Charting New Pathways to Higher Education: International Secondary Students in the United States (IIE)


SH-Charting-New-Pathways-To-Higher-EducationAccording to an Institute of International Education (IIE) report released earlier this month, there were 73,019 international secondary students in the U.S., encompassing students enrolled in grades 9 through 12 in both public and private schools last October.   International students enrolled in US high schools to earn a diploma have more than tripled in number since 2004.

Among the leading places of origin, Chinese and South Korean students comprise 44% of the total, while at the postsecondary level 37% of international students hail from these two countries.  67% of international secondary students hold F-1 visas and 33% hold J-1 visas, which generally distinguishes those attending boarding schools vs. their peers who are participating in exchange programs.

Surprisingly, Vietnam ranks 6th – in the same tier as Brazil (#5) and Mexico (#4).  This means that last year 12.4% of all Vietnamese students were attending a US high school or boarding school and 87.5% were enrolled in an institution of higher education. 2,052 were on a F-1, while 237 were on a J-1 visa.  They comprised 3.1% of all international secondary students.

The implications are obvious:  1) more parents are sending their sons and daughters to study in the US and other countries at an earlier age; and 2) the large numbers of international high school students creates yet another recruitment pipeline for US colleges and universities.

Top places of origin of intl secondary and postsecondary students in the US, 2013

Below is an excerpt from a press release issued by IIE about the study.  Follow this link to download the report (PDF, 950 KB).

NEW YORK, July 8, 2014—A new report published today by the Institute of International Education, “Charting new pathways to higher education: International secondary students in the United States,” provides comprehensive analysis on the more than 73,000 inbound international students who come to the United States for high school, and what the trends mean for higher education enrollments and recruitment.

The new IIE report looks closely at where the students come from and where they study—with breakdowns by U.S. state and types of schools. It provides narrative analysis and data tables that compare specific numbers and trends for international students at the secondary level with those for international students in higher education in the United States.

“While secondary school students from around the world have been coming to the United States on high school exchange programs for many years, IIE’s new analysis shows that the number of students who enroll directly in U.S. schools to earn a U.S. high school diploma now significantly outnumbers those who are here on exchanges,” said IIE’s Deputy Vice President for Research and Evaluation, Rajika Bhandari. “This is a remarkable finding, and one which has implications for U.S. higher education.”

Highlights from the report include:
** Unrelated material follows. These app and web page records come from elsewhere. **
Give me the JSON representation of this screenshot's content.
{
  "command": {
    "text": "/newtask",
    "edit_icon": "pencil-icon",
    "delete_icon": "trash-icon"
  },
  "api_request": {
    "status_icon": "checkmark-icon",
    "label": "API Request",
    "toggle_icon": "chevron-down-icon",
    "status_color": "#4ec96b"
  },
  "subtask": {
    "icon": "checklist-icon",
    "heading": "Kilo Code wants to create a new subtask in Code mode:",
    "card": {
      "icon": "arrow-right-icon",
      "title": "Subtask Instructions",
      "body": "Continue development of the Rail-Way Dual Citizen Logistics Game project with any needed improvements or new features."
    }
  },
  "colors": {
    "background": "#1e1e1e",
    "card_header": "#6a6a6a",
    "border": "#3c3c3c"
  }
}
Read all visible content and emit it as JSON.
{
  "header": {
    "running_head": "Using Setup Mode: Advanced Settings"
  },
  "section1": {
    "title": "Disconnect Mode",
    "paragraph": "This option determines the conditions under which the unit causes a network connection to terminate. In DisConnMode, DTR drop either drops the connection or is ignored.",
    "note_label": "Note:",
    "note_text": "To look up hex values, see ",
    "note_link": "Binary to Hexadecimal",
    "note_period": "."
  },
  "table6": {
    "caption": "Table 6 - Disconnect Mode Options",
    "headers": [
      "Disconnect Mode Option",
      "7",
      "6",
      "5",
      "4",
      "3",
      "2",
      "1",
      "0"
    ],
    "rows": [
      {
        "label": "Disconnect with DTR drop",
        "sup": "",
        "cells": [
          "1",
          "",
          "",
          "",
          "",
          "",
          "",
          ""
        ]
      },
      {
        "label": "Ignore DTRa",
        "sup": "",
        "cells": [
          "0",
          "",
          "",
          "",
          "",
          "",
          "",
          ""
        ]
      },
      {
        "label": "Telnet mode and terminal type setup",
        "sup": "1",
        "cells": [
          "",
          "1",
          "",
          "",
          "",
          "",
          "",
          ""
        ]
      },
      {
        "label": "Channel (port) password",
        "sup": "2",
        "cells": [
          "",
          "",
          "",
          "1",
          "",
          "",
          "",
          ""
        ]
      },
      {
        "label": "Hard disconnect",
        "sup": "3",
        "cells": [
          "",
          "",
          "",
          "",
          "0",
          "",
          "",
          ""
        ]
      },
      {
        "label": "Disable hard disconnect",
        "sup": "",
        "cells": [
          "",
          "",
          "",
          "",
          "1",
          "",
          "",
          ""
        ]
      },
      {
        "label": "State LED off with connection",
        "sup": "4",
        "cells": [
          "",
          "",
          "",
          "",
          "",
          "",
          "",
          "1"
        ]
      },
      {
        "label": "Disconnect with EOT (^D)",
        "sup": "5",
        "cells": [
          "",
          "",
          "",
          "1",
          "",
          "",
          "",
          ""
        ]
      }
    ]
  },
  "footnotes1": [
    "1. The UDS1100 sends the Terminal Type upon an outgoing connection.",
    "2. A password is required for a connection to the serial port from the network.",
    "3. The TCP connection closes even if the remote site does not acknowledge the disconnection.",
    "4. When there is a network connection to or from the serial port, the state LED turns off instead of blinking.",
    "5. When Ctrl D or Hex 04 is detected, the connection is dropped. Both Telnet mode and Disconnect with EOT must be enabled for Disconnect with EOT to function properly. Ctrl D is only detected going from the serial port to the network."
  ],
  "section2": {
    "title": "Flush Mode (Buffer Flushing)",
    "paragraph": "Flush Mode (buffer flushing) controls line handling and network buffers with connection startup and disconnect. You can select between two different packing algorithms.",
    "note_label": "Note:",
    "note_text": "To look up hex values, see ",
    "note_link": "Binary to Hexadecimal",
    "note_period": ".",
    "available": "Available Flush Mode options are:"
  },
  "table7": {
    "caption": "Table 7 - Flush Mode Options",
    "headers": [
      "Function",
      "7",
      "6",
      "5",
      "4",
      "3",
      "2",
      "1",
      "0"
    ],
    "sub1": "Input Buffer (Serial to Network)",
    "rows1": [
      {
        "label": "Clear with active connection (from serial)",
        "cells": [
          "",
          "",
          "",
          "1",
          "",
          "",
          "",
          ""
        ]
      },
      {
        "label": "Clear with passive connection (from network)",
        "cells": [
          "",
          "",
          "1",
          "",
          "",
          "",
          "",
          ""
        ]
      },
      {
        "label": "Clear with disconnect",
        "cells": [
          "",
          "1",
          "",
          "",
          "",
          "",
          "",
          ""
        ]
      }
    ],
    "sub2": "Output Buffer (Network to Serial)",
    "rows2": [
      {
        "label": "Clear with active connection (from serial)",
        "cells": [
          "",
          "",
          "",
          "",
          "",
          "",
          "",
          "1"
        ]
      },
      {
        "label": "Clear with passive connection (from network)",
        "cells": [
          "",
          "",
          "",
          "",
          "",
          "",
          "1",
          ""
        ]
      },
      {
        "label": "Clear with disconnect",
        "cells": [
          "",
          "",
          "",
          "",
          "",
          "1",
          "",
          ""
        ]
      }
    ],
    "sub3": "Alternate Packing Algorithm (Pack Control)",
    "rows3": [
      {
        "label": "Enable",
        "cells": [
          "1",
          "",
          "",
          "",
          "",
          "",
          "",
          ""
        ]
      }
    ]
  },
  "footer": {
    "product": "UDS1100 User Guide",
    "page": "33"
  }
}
  • In October 2013 there were 73,019 international students pursuing a secondary-level education in the United States, with 48,632 or 67 percent of these enrolled for a full diploma.
  • The number of international students enrolled directly in U.S. secondary programs more than tripled from fall 2004 to fall 2013, while the number of exchange students grew only about 15 percent during the same period.
  • Most of the nearly 49,000 diploma-seeking students at U.S. high schools are from Asia (with 46% of this segment coming from China).
  • The majority (66%) of the roughly 24,000 high school students who come to the U.S. on cultural exchange programs are from Europe.
  • Compared to Australia, Canada, and the UK, the U.S. hosts a much larger number of secondary students, which is also the case at the postsecondary level.

 

Advertisements

Leave a Reply

Fill in your details below or click an icon to log in:

WordPress.com Logo

You are commenting using your WordPress.com account. Log Out / Change )

Twitter picture

You are commenting using your Twitter account. Log Out / Change )

Facebook photo

You are commenting using your Facebook account. Log Out / Change )

Google+ photo

You are commenting using your Google+ account. Log Out / Change )

Connecting to %s